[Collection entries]
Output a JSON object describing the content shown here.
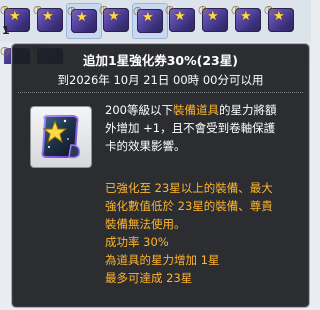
{
  "inventory": {
    "top_slots": [
      {
        "qty": "1",
        "selected": false
      },
      {
        "qty": "",
        "selected": false
      },
      {
        "qty": "",
        "selected": true
      },
      {
        "qty": "",
        "selected": false
      },
      {
        "qty": "",
        "selected": true
      },
      {
        "qty": "",
        "selected": false
      },
      {
        "qty": "",
        "selected": false
      },
      {
        "qty": "",
        "selected": false
      },
      {
        "qty": "",
        "selected": false
      }
    ]
  },
  "tooltip": {
    "title": "追加1星強化券30%(23星)",
    "expire": "到2026年 10月 21日 00時 00分可以用",
    "desc_lines": [
      {
        "parts": [
          {
            "text": "200等級以下",
            "hl": false
          },
          {
            "text": "裝備道具",
            "hl": true
          },
          {
            "text": "的星力將額",
            "hl": false
          }
        ]
      },
      {
        "parts": [
          {
            "text": "外增加 +1，且不會受到卷軸保護",
            "hl": false
          }
        ]
      },
      {
        "parts": [
          {
            "text": "卡的效果影響。",
            "hl": false
          }
        ]
      }
    ],
    "warn_lines": [
      "已強化至 23星以上的裝備、最大",
      "強化數值低於 23星的裝備、尊貴",
      "裝備無法使用。",
      "成功率 30%",
      "為道具的星力增加 1星",
      "最多可達成 23星"
    ],
    "colors": {
      "highlight": "#ffb52e",
      "text": "#ffffff",
      "background": "#1c1e22"
    },
    "icon": "star-force-scroll-icon"
  }
}
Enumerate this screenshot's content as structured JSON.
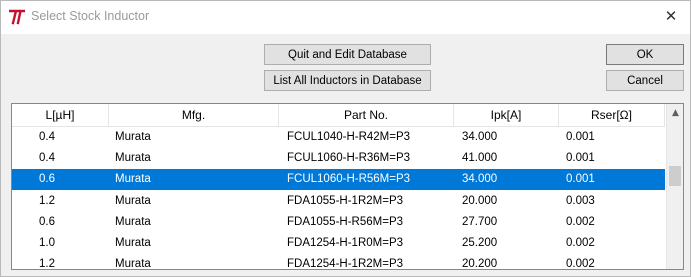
{
  "window": {
    "title": "Select Stock Inductor"
  },
  "buttons": {
    "quit_edit": "Quit and Edit Database",
    "list_all": "List All Inductors in Database",
    "ok": "OK",
    "cancel": "Cancel"
  },
  "table": {
    "columns": [
      "L[µH]",
      "Mfg.",
      "Part No.",
      "Ipk[A]",
      "Rser[Ω]"
    ],
    "rows": [
      {
        "l": "0.4",
        "mfg": "Murata",
        "part": "FCUL1040-H-R42M=P3",
        "ipk": "34.000",
        "rser": "0.001",
        "selected": false
      },
      {
        "l": "0.4",
        "mfg": "Murata",
        "part": "FCUL1060-H-R36M=P3",
        "ipk": "41.000",
        "rser": "0.001",
        "selected": false
      },
      {
        "l": "0.6",
        "mfg": "Murata",
        "part": "FCUL1060-H-R56M=P3",
        "ipk": "34.000",
        "rser": "0.001",
        "selected": true
      },
      {
        "l": "1.2",
        "mfg": "Murata",
        "part": "FDA1055-H-1R2M=P3",
        "ipk": "20.000",
        "rser": "0.003",
        "selected": false
      },
      {
        "l": "0.6",
        "mfg": "Murata",
        "part": "FDA1055-H-R56M=P3",
        "ipk": "27.700",
        "rser": "0.002",
        "selected": false
      },
      {
        "l": "1.0",
        "mfg": "Murata",
        "part": "FDA1254-H-1R0M=P3",
        "ipk": "25.200",
        "rser": "0.002",
        "selected": false
      },
      {
        "l": "1.2",
        "mfg": "Murata",
        "part": "FDA1254-H-1R2M=P3",
        "ipk": "20.200",
        "rser": "0.002",
        "selected": false
      }
    ]
  },
  "colors": {
    "selection": "#0078d7",
    "app_icon": "#c8102e"
  },
  "icons": {
    "app": "ltspice-icon",
    "close": "close-icon",
    "scroll_up": "scroll-up-arrow-icon"
  }
}
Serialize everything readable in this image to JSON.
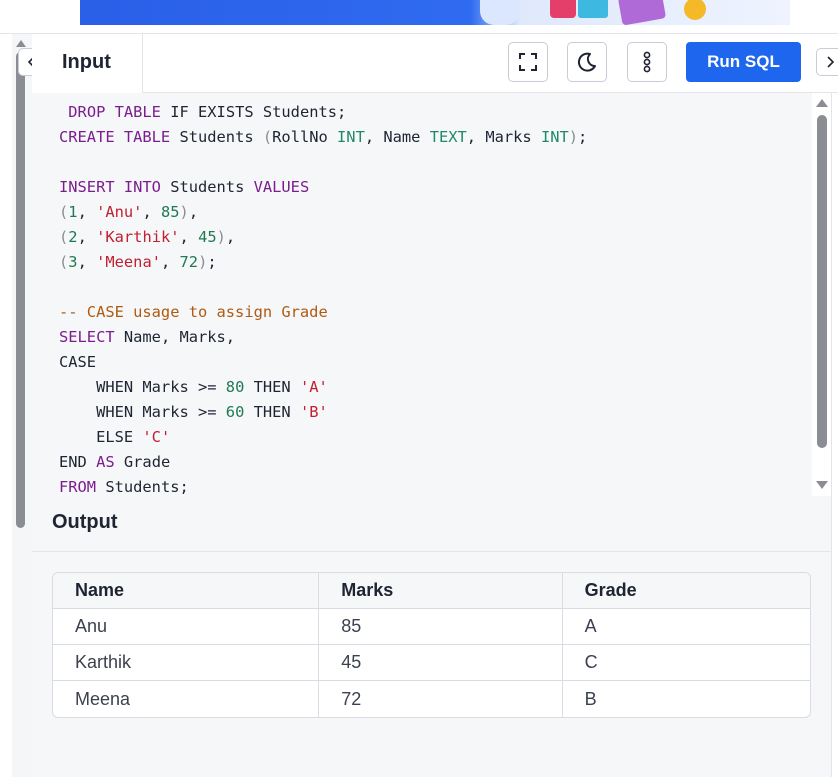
{
  "tabs": {
    "input_label": "Input"
  },
  "toolbar": {
    "run_label": "Run SQL",
    "fullscreen_icon": "fullscreen-icon",
    "theme_icon": "moon-icon",
    "more_icon": "more-vertical-icon"
  },
  "nav": {
    "prev_icon": "chevron-left-icon",
    "next_icon": "chevron-right-icon"
  },
  "editor": {
    "lines": [
      [
        {
          "t": " "
        },
        {
          "t": "DROP TABLE",
          "c": "kw"
        },
        {
          "t": " IF EXISTS Students;"
        }
      ],
      [
        {
          "t": "CREATE TABLE",
          "c": "kw"
        },
        {
          "t": " Students "
        },
        {
          "t": "(",
          "c": "pn"
        },
        {
          "t": "RollNo "
        },
        {
          "t": "INT",
          "c": "ty"
        },
        {
          "t": ", Name "
        },
        {
          "t": "TEXT",
          "c": "ty"
        },
        {
          "t": ", Marks "
        },
        {
          "t": "INT",
          "c": "ty"
        },
        {
          "t": ")",
          "c": "pn"
        },
        {
          "t": ";"
        }
      ],
      [
        {
          "t": ""
        }
      ],
      [
        {
          "t": "INSERT INTO",
          "c": "kw"
        },
        {
          "t": " Students "
        },
        {
          "t": "VALUES",
          "c": "kw"
        }
      ],
      [
        {
          "t": "(",
          "c": "pn"
        },
        {
          "t": "1",
          "c": "num"
        },
        {
          "t": ", "
        },
        {
          "t": "'Anu'",
          "c": "str"
        },
        {
          "t": ", "
        },
        {
          "t": "85",
          "c": "num"
        },
        {
          "t": ")",
          "c": "pn"
        },
        {
          "t": ","
        }
      ],
      [
        {
          "t": "(",
          "c": "pn"
        },
        {
          "t": "2",
          "c": "num"
        },
        {
          "t": ", "
        },
        {
          "t": "'Karthik'",
          "c": "str"
        },
        {
          "t": ", "
        },
        {
          "t": "45",
          "c": "num"
        },
        {
          "t": ")",
          "c": "pn"
        },
        {
          "t": ","
        }
      ],
      [
        {
          "t": "(",
          "c": "pn"
        },
        {
          "t": "3",
          "c": "num"
        },
        {
          "t": ", "
        },
        {
          "t": "'Meena'",
          "c": "str"
        },
        {
          "t": ", "
        },
        {
          "t": "72",
          "c": "num"
        },
        {
          "t": ")",
          "c": "pn"
        },
        {
          "t": ";"
        }
      ],
      [
        {
          "t": ""
        }
      ],
      [
        {
          "t": "-- CASE usage to assign Grade",
          "c": "cm"
        }
      ],
      [
        {
          "t": "SELECT",
          "c": "kw"
        },
        {
          "t": " Name, Marks,"
        }
      ],
      [
        {
          "t": "CASE"
        }
      ],
      [
        {
          "t": "    WHEN Marks >= "
        },
        {
          "t": "80",
          "c": "num"
        },
        {
          "t": " THEN "
        },
        {
          "t": "'A'",
          "c": "str"
        }
      ],
      [
        {
          "t": "    WHEN Marks >= "
        },
        {
          "t": "60",
          "c": "num"
        },
        {
          "t": " THEN "
        },
        {
          "t": "'B'",
          "c": "str"
        }
      ],
      [
        {
          "t": "    ELSE "
        },
        {
          "t": "'C'",
          "c": "str"
        }
      ],
      [
        {
          "t": "END "
        },
        {
          "t": "AS",
          "c": "kw"
        },
        {
          "t": " Grade"
        }
      ],
      [
        {
          "t": "FROM",
          "c": "kw"
        },
        {
          "t": " Students;"
        }
      ]
    ]
  },
  "output": {
    "title": "Output",
    "columns": [
      "Name",
      "Marks",
      "Grade"
    ],
    "rows": [
      [
        "Anu",
        "85",
        "A"
      ],
      [
        "Karthik",
        "45",
        "C"
      ],
      [
        "Meena",
        "72",
        "B"
      ]
    ]
  },
  "colors": {
    "accent": "#1e66ee",
    "keyword": "#7b1d8e",
    "type": "#1f8a63",
    "string": "#c02030",
    "comment": "#b05a10"
  }
}
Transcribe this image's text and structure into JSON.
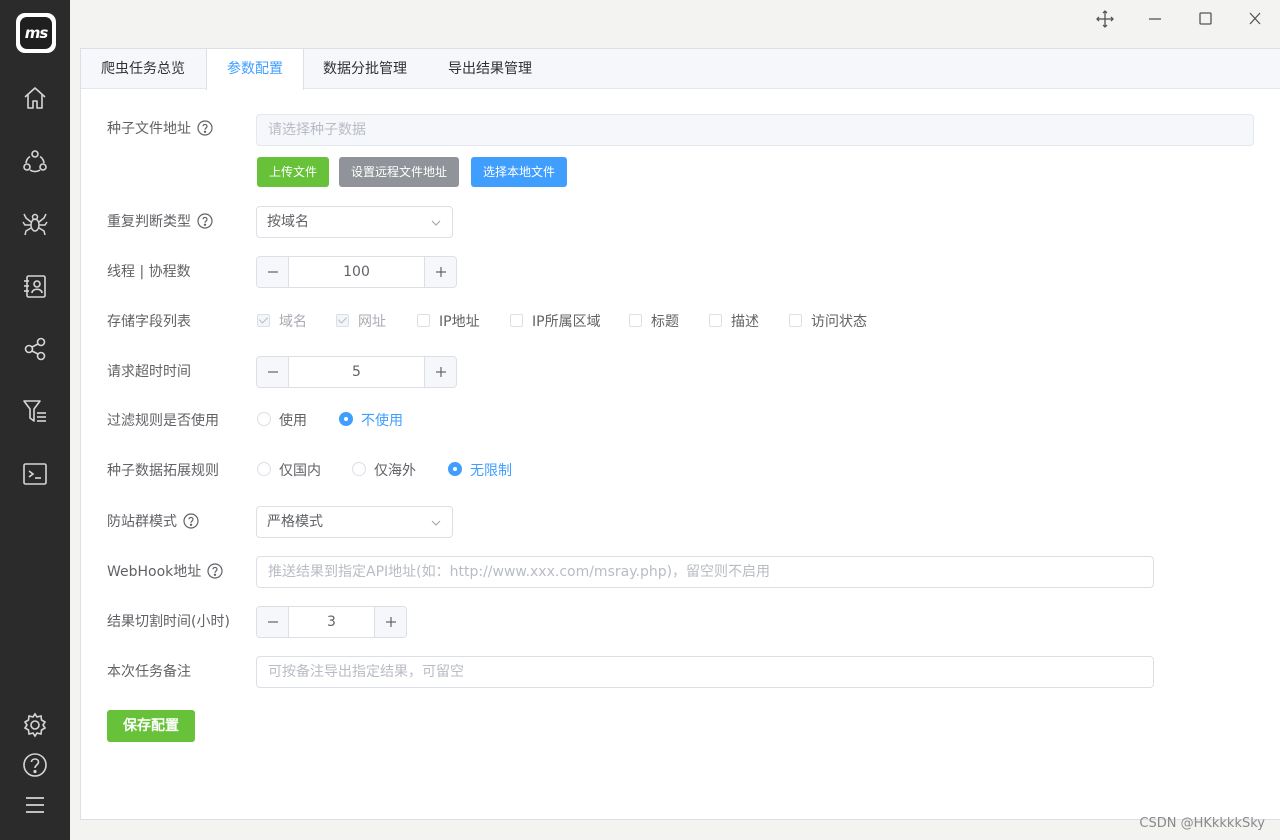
{
  "app": {
    "logo_text": "ms"
  },
  "tabs": [
    {
      "label": "爬虫任务总览"
    },
    {
      "label": "参数配置"
    },
    {
      "label": "数据分批管理"
    },
    {
      "label": "导出结果管理"
    }
  ],
  "form": {
    "seed_file": {
      "label": "种子文件地址",
      "placeholder": "请选择种子数据",
      "upload_btn": "上传文件",
      "remote_btn": "设置远程文件地址",
      "local_btn": "选择本地文件"
    },
    "dup_type": {
      "label": "重复判断类型",
      "value": "按域名"
    },
    "threads": {
      "label": "线程 | 协程数",
      "value": "100"
    },
    "fields": {
      "label": "存储字段列表",
      "options": [
        {
          "label": "域名",
          "checked": true
        },
        {
          "label": "网址",
          "checked": true
        },
        {
          "label": "IP地址",
          "checked": false
        },
        {
          "label": "IP所属区域",
          "checked": false
        },
        {
          "label": "标题",
          "checked": false
        },
        {
          "label": "描述",
          "checked": false
        },
        {
          "label": "访问状态",
          "checked": false
        }
      ]
    },
    "timeout": {
      "label": "请求超时时间",
      "value": "5"
    },
    "filter_rule": {
      "label": "过滤规则是否使用",
      "options": [
        {
          "label": "使用"
        },
        {
          "label": "不使用"
        }
      ],
      "selected": "不使用"
    },
    "expand_rule": {
      "label": "种子数据拓展规则",
      "options": [
        {
          "label": "仅国内"
        },
        {
          "label": "仅海外"
        },
        {
          "label": "无限制"
        }
      ],
      "selected": "无限制"
    },
    "anti_mode": {
      "label": "防站群模式",
      "value": "严格模式"
    },
    "webhook": {
      "label": "WebHook地址",
      "placeholder": "推送结果到指定API地址(如：http://www.xxx.com/msray.php)，留空则不启用"
    },
    "cut_time": {
      "label": "结果切割时间(小时)",
      "value": "3"
    },
    "remark": {
      "label": "本次任务备注",
      "placeholder": "可按备注导出指定结果，可留空"
    },
    "save_label": "保存配置"
  },
  "watermark": "CSDN @HKkkkkSky",
  "colors": {
    "primary": "#409eff",
    "success": "#67c23a",
    "info": "#909399",
    "sidebar": "#2b2b2b"
  },
  "icons": [
    "home-icon",
    "cluster-icon",
    "spider-icon",
    "contacts-icon",
    "share-icon",
    "filter-icon",
    "terminal-icon",
    "settings-icon",
    "help-icon",
    "menu-icon"
  ]
}
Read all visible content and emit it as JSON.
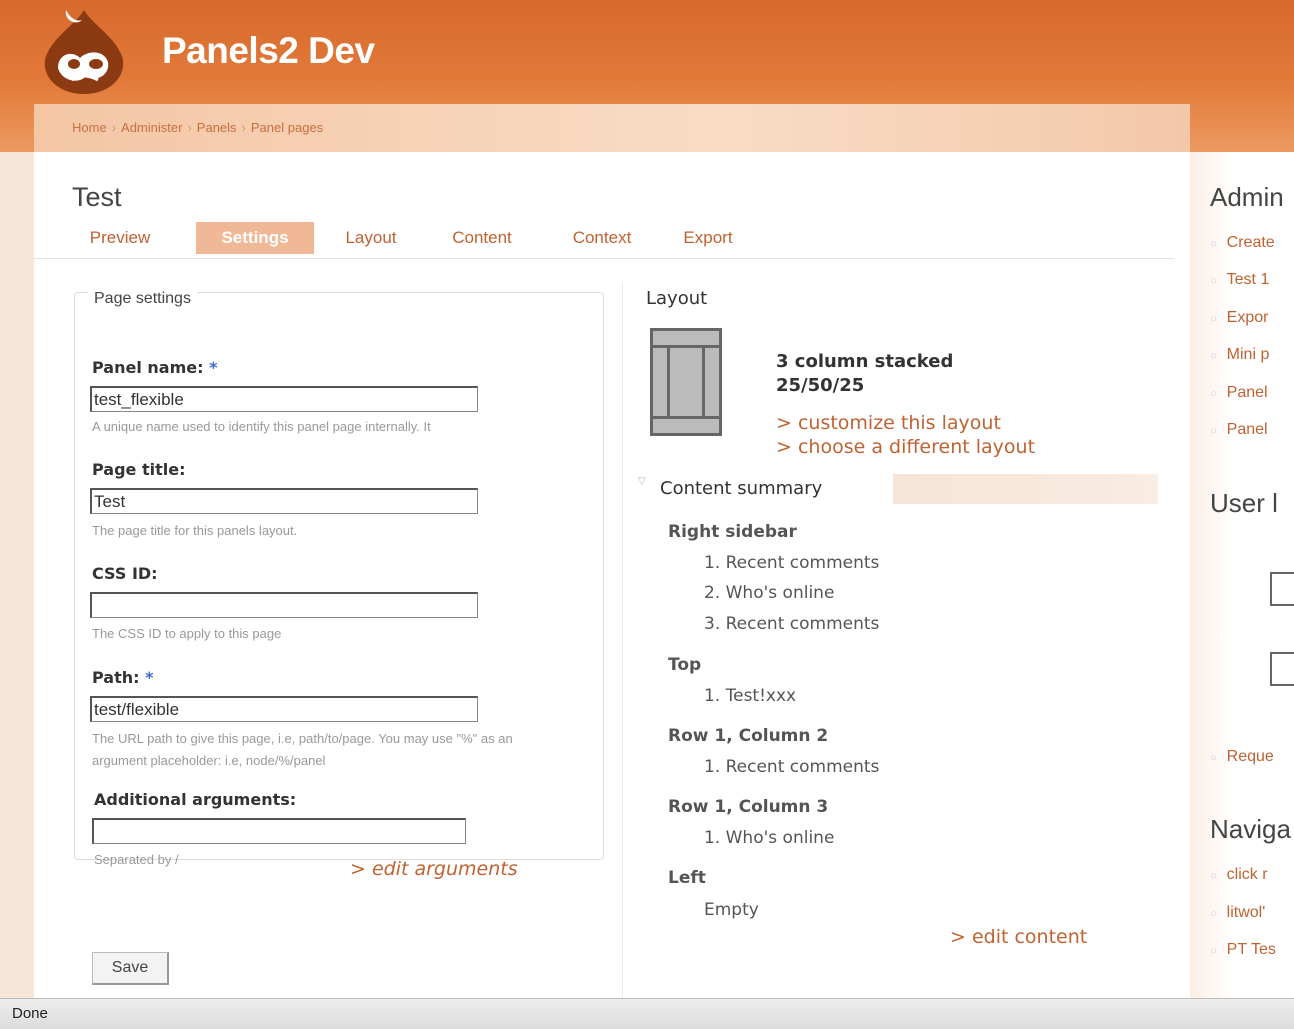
{
  "site": {
    "name": "Panels2 Dev"
  },
  "breadcrumb": [
    "Home",
    "Administer",
    "Panels",
    "Panel pages"
  ],
  "page": {
    "title": "Test"
  },
  "tabs": [
    "Preview",
    "Settings",
    "Layout",
    "Content",
    "Context",
    "Export"
  ],
  "active_tab": "Settings",
  "page_settings": {
    "legend": "Page settings",
    "panel_name": {
      "label": "Panel name: ",
      "required": "*",
      "value": "test_flexible",
      "description": "A unique name used to identify this panel page internally. It"
    },
    "page_title": {
      "label": "Page title:",
      "value": "Test",
      "description": "The page title for this panels layout."
    },
    "css_id": {
      "label": "CSS ID:",
      "value": "",
      "description": "The CSS ID to apply to this page"
    },
    "path": {
      "label": "Path: ",
      "required": "*",
      "value": "test/flexible",
      "description": "The URL path to give this page, i.e, path/to/page. You may use \"%\" as an argument placeholder: i.e, node/%/panel"
    },
    "additional_arguments": {
      "label": "Additional arguments:",
      "value": "",
      "description": "Separated by /"
    },
    "edit_arguments_link": "> edit arguments",
    "save_label": "Save"
  },
  "layout": {
    "heading": "Layout",
    "name_line1": "3 column stacked",
    "name_line2": "25/50/25",
    "customize_link": "> customize this layout",
    "choose_link": "> choose a different layout"
  },
  "content_summary": {
    "heading": "Content summary",
    "regions": [
      {
        "title": "Right sidebar",
        "items": [
          "1.  Recent comments",
          "2.  Who's online",
          "3.  Recent comments"
        ]
      },
      {
        "title": "Top",
        "items": [
          "1.  Test!xxx"
        ]
      },
      {
        "title": "Row 1, Column 2",
        "items": [
          "1.  Recent comments"
        ]
      },
      {
        "title": "Row 1, Column 3",
        "items": [
          "1.  Who's online"
        ]
      },
      {
        "title": "Left",
        "items": [
          "Empty"
        ]
      }
    ],
    "edit_content_link": "> edit content"
  },
  "sidebar": {
    "admin_title": "Admin",
    "admin_items": [
      "Create",
      "Test 1",
      "Expor",
      "Mini p",
      "Panel",
      "Panel"
    ],
    "user_title": "User l",
    "request_link": "Reque",
    "nav_title": "Naviga",
    "nav_items": [
      "click r",
      "litwol'",
      "PT Tes"
    ]
  },
  "status_bar": {
    "text": "Done"
  },
  "colors": {
    "header": "#e27a3a",
    "link": "#c06232",
    "active_tab": "#f0b896",
    "required": "#3a6bd6"
  }
}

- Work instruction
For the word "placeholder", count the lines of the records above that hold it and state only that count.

- Response below
4